*REQUIRED WORK*
When the word "number" appears in a line of the data below, list that line.

*DATA UNDER STUDY*

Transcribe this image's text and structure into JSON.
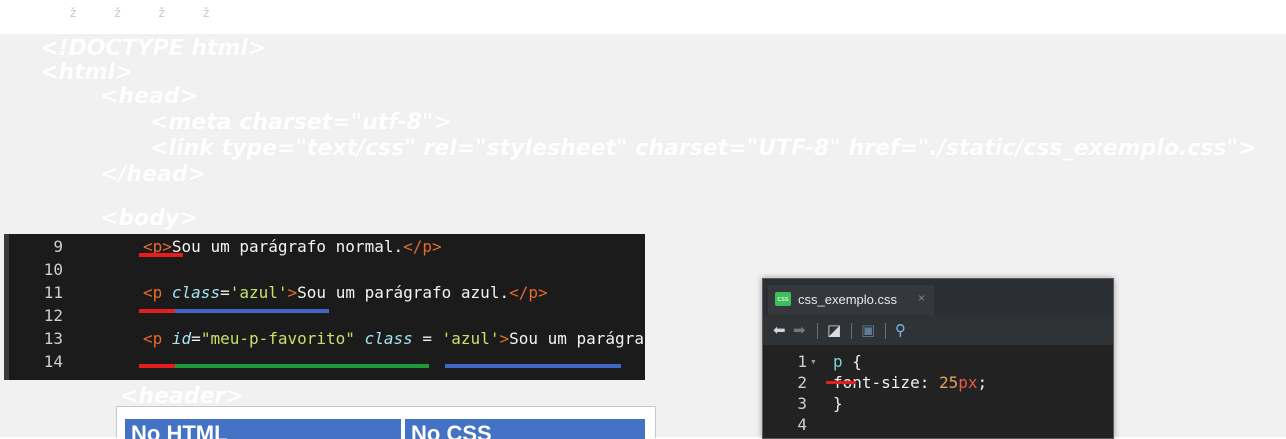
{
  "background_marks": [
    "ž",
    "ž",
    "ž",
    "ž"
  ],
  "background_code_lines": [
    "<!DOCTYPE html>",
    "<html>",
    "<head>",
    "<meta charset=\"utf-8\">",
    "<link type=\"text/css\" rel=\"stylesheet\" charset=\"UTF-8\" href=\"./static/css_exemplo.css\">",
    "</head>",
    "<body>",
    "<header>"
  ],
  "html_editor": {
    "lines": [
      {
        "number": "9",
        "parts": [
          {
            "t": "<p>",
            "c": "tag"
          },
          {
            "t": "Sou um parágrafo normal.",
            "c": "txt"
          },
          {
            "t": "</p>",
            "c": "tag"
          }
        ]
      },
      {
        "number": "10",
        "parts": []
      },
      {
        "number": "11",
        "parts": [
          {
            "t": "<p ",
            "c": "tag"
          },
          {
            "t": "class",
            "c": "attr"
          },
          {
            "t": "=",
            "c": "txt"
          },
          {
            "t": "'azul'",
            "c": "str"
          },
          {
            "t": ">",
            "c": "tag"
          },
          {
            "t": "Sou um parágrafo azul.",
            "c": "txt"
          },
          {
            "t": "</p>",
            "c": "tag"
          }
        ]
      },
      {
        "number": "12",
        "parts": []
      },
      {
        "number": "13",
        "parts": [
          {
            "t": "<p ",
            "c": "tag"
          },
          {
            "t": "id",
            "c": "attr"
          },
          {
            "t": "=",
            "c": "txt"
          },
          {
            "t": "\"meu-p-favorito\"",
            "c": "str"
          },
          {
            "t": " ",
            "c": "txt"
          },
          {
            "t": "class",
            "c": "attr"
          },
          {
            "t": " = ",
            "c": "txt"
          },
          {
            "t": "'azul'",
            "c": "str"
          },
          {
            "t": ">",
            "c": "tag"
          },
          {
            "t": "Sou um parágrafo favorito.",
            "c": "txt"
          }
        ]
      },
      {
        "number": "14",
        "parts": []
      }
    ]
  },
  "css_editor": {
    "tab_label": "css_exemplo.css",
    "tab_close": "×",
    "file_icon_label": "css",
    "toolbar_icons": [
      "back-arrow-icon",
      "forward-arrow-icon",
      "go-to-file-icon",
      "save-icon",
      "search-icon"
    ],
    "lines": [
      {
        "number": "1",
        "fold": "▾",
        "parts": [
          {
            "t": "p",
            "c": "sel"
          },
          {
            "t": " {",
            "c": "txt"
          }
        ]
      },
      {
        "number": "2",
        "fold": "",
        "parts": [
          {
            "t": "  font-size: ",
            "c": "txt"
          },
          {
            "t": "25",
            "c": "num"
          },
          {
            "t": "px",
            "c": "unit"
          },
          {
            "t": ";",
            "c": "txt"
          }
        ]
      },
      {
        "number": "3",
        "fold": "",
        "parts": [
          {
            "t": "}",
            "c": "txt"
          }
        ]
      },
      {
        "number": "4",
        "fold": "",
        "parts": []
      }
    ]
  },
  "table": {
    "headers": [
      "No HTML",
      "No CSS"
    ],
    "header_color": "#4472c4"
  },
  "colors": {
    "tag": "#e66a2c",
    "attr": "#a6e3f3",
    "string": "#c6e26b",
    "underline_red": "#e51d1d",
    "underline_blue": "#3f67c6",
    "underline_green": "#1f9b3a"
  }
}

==

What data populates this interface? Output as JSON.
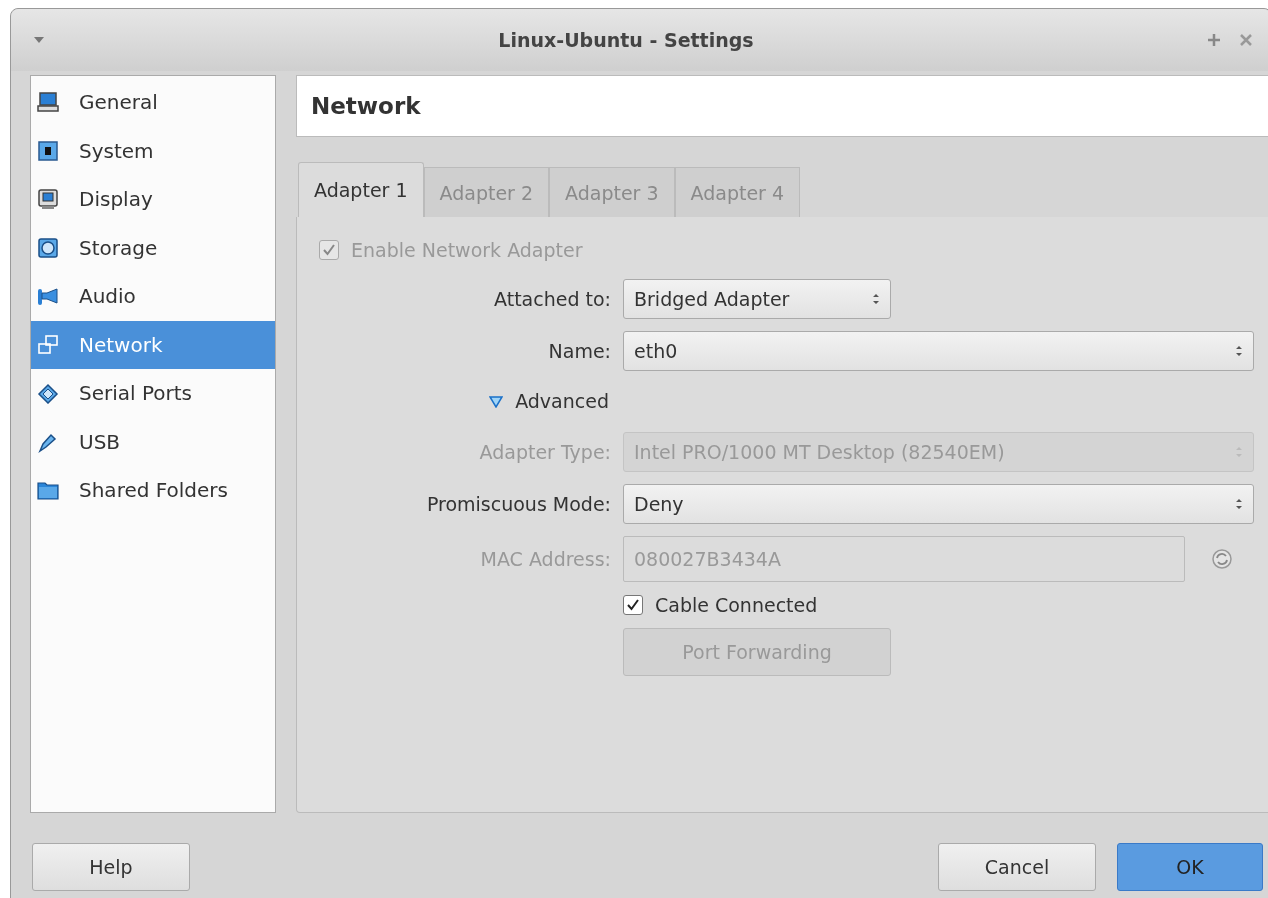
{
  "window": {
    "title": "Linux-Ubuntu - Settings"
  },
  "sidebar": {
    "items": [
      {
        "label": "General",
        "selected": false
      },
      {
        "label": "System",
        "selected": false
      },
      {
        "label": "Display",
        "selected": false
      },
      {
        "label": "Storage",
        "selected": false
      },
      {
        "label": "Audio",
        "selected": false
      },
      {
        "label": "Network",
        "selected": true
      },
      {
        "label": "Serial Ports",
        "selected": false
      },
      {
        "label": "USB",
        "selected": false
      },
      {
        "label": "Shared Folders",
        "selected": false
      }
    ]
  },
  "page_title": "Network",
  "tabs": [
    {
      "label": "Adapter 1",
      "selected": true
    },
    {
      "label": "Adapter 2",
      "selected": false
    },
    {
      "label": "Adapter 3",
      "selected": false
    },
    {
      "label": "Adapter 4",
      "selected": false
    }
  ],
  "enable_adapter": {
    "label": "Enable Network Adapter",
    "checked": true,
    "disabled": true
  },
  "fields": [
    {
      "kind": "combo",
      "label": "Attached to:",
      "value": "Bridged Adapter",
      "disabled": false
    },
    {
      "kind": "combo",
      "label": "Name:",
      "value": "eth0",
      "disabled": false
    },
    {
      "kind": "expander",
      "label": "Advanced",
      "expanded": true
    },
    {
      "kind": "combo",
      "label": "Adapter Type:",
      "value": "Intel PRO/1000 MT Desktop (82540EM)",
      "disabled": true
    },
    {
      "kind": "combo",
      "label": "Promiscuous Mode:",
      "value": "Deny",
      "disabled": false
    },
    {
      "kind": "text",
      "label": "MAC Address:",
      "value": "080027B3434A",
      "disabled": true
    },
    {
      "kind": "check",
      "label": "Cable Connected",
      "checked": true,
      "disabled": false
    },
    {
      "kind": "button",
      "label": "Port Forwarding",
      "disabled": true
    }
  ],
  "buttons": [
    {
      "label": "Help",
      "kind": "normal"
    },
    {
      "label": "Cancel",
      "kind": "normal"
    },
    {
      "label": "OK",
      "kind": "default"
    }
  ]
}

*RESPONSE AREA*
        "number": "9",
        "number": "10",
        "number": "11",
        "number": "12",
        "number": "13",
        "number": "14",
        "number": "1",
        "number": "2",
        "number": "3",
        "number": "4",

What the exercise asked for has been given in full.